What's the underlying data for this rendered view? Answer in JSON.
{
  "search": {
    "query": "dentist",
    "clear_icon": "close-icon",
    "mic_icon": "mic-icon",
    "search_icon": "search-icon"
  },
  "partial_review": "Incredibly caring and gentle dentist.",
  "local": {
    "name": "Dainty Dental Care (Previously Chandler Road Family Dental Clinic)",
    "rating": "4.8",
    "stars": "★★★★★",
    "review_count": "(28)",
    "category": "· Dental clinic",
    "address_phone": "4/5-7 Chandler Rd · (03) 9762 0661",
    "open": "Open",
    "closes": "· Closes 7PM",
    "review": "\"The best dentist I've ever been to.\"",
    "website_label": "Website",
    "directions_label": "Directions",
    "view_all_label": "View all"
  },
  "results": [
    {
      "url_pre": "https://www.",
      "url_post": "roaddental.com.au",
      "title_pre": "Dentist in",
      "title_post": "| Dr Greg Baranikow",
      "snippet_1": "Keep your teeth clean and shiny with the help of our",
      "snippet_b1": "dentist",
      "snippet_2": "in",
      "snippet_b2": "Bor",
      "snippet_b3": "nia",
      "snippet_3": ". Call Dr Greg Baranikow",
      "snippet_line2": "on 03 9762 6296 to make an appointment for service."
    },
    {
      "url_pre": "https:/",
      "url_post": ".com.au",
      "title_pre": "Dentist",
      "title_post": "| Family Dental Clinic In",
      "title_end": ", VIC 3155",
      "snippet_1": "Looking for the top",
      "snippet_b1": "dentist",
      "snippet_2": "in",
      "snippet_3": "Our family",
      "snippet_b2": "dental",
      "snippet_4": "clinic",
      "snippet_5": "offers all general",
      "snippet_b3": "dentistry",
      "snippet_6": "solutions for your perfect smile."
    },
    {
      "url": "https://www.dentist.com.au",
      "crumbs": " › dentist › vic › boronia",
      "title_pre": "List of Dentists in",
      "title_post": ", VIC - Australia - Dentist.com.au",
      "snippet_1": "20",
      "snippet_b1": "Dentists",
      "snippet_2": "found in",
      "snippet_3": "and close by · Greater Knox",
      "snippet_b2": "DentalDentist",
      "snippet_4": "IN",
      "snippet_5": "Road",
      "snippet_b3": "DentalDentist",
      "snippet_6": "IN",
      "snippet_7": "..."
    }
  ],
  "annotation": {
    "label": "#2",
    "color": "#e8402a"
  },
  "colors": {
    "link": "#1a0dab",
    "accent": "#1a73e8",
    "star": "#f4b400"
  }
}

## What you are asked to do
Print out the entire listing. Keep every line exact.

## Expected answer
What's the underlying data for this rendered view? Answer in JSON.
{
  "search": {
    "query": "dentist",
    "clear_icon": "close-icon",
    "mic_icon": "mic-icon",
    "search_icon": "search-icon"
  },
  "partial_review": "Incredibly caring and gentle dentist.",
  "local": {
    "name": "Dainty Dental Care (Previously Chandler Road Family Dental Clinic)",
    "rating": "4.8",
    "stars": "★★★★★",
    "review_count": "(28)",
    "category": "· Dental clinic",
    "address_phone": "4/5-7 Chandler Rd · (03) 9762 0661",
    "open": "Open",
    "closes": "· Closes 7PM",
    "review": "\"The best dentist I've ever been to.\"",
    "website_label": "Website",
    "directions_label": "Directions",
    "view_all_label": "View all"
  },
  "results": [
    {
      "url_pre": "https://www.",
      "url_post": "roaddental.com.au",
      "title_pre": "Dentist in",
      "title_post": "| Dr Greg Baranikow",
      "snippet_1": "Keep your teeth clean and shiny with the help of our",
      "snippet_b1": "dentist",
      "snippet_2": "in",
      "snippet_b2": "Bor",
      "snippet_b3": "nia",
      "snippet_3": ". Call Dr Greg Baranikow",
      "snippet_line2": "on 03 9762 6296 to make an appointment for service."
    },
    {
      "url_pre": "https:/",
      "url_post": ".com.au",
      "title_pre": "Dentist",
      "title_post": "| Family Dental Clinic In",
      "title_end": ", VIC 3155",
      "snippet_1": "Looking for the top",
      "snippet_b1": "dentist",
      "snippet_2": "in",
      "snippet_3": "Our family",
      "snippet_b2": "dental",
      "snippet_4": "clinic",
      "snippet_5": "offers all general",
      "snippet_b3": "dentistry",
      "snippet_6": "solutions for your perfect smile."
    },
    {
      "url": "https://www.dentist.com.au",
      "crumbs": " › dentist › vic › boronia",
      "title_pre": "List of Dentists in",
      "title_post": ", VIC - Australia - Dentist.com.au",
      "snippet_1": "20",
      "snippet_b1": "Dentists",
      "snippet_2": "found in",
      "snippet_3": "and close by · Greater Knox",
      "snippet_b2": "DentalDentist",
      "snippet_4": "IN",
      "snippet_5": "Road",
      "snippet_b3": "DentalDentist",
      "snippet_6": "IN",
      "snippet_7": "..."
    }
  ],
  "annotation": {
    "label": "#2",
    "color": "#e8402a"
  },
  "colors": {
    "link": "#1a0dab",
    "accent": "#1a73e8",
    "star": "#f4b400"
  }
}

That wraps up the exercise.